[[ Data, beginning ]]

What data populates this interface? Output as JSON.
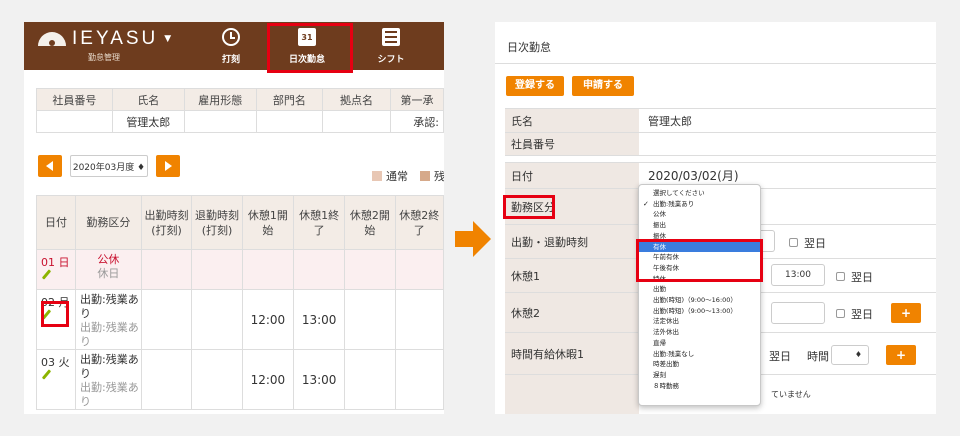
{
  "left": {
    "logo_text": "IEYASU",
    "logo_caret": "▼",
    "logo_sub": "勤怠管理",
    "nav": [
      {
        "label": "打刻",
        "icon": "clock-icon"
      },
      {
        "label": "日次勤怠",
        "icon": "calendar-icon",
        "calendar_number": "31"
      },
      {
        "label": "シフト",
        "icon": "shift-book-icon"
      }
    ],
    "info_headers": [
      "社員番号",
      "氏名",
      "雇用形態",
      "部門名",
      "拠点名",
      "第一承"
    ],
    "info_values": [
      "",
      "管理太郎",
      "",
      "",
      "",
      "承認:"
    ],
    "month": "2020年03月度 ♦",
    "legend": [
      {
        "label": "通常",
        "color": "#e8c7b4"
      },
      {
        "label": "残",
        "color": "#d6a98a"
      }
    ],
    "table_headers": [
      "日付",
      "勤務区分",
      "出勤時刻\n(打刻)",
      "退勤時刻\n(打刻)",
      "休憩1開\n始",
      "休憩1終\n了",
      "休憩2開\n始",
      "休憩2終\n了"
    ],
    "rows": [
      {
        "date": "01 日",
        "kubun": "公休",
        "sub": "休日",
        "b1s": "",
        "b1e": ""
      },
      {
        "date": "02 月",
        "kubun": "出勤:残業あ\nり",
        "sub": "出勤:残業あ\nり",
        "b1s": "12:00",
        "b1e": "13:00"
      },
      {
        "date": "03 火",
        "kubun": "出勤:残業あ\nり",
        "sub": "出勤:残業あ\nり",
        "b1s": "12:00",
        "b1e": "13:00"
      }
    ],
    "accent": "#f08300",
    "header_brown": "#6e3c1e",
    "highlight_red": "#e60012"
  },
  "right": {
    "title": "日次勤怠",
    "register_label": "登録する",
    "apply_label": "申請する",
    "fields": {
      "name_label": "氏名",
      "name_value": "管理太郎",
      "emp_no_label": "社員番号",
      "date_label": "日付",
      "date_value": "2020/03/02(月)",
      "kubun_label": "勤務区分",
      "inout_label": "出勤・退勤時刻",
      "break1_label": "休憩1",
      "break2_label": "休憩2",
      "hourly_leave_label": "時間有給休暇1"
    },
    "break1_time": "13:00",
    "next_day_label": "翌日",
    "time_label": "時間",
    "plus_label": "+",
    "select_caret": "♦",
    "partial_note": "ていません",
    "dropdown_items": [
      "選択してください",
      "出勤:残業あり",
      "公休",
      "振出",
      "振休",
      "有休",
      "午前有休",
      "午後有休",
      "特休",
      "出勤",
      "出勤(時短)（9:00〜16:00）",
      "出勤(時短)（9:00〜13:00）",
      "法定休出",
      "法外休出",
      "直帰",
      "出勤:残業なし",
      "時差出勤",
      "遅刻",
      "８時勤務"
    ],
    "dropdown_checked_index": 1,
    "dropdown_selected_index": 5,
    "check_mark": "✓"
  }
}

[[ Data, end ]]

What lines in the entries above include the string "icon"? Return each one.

▶ **Written response**:
        "icon": "clock-icon"
        "icon": "calendar-icon",
        "icon": "shift-book-icon"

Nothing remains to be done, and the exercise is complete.